• Description of the task: Among the entries below, please show each line that carries the word "with".

____________

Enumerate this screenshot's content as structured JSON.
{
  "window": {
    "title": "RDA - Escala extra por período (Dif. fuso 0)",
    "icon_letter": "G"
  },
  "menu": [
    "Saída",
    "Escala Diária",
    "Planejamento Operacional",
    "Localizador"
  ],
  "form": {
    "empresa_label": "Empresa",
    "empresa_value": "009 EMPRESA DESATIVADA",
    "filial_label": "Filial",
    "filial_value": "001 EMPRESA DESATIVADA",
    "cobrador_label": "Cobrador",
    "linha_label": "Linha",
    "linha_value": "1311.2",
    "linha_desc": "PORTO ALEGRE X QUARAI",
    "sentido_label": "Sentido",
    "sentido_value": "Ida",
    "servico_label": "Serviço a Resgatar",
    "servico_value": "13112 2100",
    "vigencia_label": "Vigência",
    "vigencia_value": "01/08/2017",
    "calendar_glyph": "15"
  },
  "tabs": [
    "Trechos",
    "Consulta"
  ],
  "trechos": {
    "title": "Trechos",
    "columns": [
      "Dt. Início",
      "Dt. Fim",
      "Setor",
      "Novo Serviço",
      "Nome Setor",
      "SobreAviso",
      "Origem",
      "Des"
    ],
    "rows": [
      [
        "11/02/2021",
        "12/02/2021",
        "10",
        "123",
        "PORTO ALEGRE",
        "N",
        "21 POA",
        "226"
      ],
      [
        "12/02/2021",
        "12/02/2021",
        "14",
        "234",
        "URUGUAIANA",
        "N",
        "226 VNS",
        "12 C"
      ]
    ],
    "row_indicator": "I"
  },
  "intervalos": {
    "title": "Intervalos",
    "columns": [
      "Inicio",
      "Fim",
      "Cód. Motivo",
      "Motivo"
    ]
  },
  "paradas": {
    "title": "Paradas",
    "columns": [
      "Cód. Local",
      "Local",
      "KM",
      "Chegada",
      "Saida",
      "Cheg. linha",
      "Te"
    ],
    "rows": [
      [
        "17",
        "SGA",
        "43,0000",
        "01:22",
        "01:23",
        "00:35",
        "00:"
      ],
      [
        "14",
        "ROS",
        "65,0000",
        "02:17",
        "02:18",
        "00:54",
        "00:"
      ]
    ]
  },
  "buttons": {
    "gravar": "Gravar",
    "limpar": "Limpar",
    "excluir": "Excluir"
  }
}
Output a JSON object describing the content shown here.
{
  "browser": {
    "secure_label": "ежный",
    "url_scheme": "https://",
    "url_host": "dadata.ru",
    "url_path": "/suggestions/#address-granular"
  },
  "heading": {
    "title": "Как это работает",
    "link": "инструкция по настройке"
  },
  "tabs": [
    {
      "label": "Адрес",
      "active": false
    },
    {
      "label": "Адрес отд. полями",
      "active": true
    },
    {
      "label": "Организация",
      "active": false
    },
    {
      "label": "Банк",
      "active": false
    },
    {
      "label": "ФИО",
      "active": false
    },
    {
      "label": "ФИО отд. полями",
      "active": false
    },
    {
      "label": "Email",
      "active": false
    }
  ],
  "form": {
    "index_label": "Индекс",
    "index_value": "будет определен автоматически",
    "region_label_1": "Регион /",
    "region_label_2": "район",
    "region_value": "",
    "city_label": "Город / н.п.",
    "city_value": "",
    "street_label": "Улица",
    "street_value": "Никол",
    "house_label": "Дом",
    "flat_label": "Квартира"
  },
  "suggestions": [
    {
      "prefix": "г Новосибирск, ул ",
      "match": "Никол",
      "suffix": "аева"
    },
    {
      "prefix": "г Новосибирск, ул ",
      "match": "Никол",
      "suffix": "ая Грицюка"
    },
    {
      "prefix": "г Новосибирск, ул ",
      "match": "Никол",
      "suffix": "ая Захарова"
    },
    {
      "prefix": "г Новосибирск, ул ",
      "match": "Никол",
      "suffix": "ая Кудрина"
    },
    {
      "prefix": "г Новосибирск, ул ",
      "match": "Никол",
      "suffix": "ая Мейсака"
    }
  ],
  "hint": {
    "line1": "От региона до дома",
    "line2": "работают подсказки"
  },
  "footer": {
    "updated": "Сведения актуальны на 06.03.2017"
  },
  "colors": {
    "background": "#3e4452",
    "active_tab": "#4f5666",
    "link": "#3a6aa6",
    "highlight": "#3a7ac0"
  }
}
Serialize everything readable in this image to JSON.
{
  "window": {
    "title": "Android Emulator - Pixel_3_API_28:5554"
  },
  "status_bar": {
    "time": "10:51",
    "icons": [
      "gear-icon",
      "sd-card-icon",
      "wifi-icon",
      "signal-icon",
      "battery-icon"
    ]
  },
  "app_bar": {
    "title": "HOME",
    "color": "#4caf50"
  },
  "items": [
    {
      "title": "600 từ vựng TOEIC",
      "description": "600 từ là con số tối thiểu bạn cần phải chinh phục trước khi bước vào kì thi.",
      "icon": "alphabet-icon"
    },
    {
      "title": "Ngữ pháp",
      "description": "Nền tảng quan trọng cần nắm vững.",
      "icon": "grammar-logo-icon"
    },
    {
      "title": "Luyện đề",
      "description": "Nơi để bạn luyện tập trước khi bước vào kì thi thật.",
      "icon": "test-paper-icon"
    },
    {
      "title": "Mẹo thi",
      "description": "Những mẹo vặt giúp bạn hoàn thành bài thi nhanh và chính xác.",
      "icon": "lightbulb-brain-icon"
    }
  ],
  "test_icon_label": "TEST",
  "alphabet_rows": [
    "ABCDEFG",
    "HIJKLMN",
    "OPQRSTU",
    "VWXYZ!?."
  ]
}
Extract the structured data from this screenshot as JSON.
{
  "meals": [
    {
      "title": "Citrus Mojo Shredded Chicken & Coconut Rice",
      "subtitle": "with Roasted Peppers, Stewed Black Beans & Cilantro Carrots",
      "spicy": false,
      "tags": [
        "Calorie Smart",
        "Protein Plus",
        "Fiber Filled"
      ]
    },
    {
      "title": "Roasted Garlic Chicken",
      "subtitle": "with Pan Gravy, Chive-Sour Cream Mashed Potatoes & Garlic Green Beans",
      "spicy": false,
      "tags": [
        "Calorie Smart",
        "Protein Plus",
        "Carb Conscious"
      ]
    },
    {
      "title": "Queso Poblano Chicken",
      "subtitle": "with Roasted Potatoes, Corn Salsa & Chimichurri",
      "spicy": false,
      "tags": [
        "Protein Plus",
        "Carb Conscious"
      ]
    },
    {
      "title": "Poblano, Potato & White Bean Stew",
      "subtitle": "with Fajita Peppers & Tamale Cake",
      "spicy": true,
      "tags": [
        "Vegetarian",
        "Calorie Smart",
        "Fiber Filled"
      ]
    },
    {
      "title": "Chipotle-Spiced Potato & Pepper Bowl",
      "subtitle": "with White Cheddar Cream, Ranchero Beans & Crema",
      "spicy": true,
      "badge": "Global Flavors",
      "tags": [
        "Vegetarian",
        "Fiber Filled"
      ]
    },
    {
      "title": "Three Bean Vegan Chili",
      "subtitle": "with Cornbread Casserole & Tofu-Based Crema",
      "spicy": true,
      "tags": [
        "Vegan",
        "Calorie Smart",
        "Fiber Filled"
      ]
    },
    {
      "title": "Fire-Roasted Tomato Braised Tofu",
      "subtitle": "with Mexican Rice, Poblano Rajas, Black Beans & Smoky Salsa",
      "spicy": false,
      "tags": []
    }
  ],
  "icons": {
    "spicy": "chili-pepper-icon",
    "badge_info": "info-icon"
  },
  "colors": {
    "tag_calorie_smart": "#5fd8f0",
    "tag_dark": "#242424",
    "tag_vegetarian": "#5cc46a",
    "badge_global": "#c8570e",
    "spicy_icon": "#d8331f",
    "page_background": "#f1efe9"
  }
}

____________

• Problem solution:
      "subtitle": "with Roasted Peppers, Stewed Black Beans & Cilantro Carrots",
      "subtitle": "with Pan Gravy, Chive-Sour Cream Mashed Potatoes & Garlic Green Beans",
      "subtitle": "with Roasted Potatoes, Corn Salsa & Chimichurri",
      "subtitle": "with Fajita Peppers & Tamale Cake",
      "subtitle": "with White Cheddar Cream, Ranchero Beans & Crema",
      "subtitle": "with Cornbread Casserole & Tofu-Based Crema",
      "subtitle": "with Mexican Rice, Poblano Rajas, Black Beans & Smoky Salsa",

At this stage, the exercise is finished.